DIRECTIONS: Exactly how many lines in the listing contain "characters"? Respond with the number and nothing more.

*** THE DATA ***

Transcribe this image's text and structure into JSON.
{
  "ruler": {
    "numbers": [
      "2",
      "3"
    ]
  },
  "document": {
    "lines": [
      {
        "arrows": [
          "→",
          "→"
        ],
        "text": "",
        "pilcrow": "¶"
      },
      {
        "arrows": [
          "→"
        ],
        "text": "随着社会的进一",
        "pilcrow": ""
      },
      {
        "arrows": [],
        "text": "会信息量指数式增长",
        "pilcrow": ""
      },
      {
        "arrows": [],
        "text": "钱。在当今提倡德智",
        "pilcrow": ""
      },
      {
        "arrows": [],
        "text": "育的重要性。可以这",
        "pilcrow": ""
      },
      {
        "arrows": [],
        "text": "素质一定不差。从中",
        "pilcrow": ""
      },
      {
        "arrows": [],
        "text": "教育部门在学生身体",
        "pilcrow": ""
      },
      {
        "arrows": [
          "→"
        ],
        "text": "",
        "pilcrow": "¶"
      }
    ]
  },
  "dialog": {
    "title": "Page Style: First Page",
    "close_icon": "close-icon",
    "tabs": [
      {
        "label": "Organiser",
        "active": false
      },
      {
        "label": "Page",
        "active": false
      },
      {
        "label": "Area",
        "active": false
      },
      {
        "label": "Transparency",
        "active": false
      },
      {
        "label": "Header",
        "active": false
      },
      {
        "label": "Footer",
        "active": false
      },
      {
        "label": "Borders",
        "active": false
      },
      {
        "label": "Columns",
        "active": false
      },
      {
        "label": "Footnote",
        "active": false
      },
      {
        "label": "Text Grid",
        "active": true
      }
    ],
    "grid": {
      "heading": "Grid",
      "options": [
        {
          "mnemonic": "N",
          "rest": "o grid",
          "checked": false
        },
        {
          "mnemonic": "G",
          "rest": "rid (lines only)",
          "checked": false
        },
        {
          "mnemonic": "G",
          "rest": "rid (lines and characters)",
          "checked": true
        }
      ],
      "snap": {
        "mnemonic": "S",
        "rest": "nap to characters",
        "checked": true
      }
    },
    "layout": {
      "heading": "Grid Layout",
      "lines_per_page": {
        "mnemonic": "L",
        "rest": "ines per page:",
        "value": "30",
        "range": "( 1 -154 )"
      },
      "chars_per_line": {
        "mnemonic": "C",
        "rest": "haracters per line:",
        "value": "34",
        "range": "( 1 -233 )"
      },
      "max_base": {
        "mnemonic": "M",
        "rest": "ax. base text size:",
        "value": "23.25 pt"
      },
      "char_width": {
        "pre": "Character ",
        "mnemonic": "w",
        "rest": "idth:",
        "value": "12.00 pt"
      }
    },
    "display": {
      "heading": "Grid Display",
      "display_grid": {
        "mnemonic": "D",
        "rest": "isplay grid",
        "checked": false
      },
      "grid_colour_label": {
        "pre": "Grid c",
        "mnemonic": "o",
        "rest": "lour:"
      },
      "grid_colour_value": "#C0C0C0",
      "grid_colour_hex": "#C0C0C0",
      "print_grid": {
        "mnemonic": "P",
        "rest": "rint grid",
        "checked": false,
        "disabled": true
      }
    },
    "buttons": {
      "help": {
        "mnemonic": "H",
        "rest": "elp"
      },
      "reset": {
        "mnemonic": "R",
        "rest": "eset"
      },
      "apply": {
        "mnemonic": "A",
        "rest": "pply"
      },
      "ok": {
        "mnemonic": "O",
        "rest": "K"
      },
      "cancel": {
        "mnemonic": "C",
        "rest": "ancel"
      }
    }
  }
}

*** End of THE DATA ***

WORKED SOLUTION: 2